**Instructions for the task:**
Give back a single number: the count of lines in the data that contain the string "image".

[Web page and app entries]
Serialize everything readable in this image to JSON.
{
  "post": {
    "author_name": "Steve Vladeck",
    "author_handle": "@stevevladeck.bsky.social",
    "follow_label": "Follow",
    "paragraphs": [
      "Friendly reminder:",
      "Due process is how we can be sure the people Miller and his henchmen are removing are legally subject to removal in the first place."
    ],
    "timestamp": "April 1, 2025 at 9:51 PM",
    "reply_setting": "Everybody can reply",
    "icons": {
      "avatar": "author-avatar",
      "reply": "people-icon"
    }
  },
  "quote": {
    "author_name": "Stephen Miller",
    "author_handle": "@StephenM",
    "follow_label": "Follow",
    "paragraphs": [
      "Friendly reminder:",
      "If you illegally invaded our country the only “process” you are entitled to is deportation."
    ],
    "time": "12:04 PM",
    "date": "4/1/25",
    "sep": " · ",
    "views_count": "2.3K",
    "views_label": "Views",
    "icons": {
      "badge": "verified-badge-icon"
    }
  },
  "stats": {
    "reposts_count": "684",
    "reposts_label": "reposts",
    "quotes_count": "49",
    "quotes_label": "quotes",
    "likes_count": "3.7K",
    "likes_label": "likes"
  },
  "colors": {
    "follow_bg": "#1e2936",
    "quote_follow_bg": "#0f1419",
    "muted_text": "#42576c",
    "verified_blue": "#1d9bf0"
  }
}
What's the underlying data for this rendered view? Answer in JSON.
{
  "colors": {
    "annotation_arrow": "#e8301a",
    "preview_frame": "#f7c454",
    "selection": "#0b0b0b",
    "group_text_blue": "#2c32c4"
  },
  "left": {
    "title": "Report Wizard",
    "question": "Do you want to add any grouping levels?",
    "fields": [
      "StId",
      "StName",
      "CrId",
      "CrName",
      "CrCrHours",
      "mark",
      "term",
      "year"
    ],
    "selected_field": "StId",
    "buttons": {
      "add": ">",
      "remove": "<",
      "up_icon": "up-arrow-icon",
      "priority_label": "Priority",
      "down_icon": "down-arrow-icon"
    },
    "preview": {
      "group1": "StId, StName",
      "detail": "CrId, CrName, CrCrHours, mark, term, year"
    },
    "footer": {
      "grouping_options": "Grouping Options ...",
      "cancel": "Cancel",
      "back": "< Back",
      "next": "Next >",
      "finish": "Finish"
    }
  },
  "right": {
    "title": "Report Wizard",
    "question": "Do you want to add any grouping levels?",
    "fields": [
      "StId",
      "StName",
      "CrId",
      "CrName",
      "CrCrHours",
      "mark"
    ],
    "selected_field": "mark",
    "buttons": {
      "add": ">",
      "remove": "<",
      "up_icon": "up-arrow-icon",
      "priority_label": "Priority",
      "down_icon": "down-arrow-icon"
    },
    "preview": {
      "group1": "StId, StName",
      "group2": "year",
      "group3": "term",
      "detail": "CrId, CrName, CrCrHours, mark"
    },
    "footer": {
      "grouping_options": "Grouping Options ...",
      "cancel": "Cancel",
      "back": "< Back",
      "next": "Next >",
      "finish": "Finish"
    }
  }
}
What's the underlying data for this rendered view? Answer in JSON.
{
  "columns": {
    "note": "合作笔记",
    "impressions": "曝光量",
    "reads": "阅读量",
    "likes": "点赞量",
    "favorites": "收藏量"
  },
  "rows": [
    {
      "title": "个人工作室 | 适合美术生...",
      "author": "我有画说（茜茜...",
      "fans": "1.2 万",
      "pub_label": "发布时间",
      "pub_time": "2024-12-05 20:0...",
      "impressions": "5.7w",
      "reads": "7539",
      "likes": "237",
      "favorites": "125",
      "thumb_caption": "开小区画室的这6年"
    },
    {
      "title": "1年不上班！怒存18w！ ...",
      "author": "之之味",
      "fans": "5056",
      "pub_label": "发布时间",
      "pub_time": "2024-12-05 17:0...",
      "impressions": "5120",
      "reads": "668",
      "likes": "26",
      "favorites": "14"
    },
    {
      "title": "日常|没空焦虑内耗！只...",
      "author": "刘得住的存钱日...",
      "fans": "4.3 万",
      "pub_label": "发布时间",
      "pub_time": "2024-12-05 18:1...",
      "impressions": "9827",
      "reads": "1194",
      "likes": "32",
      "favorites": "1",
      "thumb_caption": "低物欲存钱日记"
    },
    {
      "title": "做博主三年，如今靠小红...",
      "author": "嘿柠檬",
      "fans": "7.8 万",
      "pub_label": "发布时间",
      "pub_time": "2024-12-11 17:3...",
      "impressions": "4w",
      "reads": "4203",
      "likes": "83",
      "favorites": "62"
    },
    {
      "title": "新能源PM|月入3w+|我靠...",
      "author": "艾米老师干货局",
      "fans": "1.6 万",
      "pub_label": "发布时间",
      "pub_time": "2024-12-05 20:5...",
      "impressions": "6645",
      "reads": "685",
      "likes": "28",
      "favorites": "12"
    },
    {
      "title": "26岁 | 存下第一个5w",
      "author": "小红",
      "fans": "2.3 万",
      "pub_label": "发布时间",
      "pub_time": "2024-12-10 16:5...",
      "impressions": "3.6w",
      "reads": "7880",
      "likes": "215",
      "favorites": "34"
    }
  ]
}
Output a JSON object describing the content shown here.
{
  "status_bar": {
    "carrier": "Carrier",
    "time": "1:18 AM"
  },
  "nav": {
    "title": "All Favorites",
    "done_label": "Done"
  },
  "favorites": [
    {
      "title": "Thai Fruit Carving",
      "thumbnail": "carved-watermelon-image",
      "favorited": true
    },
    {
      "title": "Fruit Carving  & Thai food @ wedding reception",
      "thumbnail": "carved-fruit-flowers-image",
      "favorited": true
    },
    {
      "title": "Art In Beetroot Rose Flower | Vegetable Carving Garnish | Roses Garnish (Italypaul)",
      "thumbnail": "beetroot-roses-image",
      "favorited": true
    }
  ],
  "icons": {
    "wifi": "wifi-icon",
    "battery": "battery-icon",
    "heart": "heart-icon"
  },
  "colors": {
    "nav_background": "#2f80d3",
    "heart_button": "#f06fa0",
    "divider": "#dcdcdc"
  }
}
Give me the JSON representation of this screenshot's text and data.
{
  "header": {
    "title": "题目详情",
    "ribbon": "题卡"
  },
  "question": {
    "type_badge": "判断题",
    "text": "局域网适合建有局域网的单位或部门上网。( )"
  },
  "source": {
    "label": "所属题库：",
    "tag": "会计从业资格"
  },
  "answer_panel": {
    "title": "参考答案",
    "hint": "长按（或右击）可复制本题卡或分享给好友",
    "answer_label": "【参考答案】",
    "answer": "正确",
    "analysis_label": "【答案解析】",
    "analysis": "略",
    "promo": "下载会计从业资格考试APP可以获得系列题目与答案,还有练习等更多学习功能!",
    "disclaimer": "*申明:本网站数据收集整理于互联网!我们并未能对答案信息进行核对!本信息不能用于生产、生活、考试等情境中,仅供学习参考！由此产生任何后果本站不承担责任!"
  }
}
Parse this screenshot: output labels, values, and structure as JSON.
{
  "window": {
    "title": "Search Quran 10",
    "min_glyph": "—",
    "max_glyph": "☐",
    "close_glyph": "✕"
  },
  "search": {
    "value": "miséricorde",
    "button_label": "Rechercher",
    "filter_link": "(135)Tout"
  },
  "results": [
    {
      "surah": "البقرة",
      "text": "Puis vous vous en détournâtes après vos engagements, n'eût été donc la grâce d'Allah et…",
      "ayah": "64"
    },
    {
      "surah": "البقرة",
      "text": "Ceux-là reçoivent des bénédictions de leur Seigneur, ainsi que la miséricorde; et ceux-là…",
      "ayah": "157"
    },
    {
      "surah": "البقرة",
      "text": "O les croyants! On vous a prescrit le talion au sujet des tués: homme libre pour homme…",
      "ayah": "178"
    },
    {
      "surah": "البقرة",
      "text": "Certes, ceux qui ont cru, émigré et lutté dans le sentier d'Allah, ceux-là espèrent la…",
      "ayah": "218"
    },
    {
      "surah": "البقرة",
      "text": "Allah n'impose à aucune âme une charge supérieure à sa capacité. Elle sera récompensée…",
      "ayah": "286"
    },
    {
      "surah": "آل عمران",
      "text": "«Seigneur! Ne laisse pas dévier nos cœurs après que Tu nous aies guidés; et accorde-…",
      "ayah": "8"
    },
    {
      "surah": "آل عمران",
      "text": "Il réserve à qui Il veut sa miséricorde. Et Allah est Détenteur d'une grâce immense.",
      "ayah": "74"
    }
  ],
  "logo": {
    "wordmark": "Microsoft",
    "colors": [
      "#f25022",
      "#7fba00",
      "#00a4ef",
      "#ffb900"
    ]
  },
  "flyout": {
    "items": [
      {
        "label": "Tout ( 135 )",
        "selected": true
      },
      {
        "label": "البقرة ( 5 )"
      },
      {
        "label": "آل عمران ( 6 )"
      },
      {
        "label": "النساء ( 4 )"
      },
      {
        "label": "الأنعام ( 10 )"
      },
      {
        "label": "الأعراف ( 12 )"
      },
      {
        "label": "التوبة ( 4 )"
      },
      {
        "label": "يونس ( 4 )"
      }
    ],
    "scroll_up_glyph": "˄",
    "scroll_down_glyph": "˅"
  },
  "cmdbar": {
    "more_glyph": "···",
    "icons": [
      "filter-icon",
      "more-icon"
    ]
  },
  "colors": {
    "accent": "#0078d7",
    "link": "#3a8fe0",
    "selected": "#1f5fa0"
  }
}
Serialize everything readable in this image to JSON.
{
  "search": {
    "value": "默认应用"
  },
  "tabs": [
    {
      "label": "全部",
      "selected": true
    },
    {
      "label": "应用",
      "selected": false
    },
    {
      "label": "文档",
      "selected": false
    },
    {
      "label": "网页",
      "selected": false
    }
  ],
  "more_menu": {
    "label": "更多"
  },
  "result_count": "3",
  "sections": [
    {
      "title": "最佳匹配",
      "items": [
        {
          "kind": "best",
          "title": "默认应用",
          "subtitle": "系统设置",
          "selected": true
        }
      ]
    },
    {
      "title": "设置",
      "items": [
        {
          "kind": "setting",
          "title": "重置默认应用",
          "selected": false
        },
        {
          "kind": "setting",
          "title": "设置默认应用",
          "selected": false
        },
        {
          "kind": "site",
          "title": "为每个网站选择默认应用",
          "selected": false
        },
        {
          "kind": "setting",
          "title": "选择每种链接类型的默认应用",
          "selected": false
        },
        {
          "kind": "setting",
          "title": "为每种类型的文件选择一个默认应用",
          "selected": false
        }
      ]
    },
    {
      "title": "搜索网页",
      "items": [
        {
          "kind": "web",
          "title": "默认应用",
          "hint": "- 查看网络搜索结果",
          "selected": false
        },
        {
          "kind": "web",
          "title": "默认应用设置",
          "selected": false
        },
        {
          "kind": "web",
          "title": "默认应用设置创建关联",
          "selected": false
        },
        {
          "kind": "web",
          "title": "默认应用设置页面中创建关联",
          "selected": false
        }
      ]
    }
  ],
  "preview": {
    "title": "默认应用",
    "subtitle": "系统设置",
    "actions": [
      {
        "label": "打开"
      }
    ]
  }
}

**Answer to the problem:**
5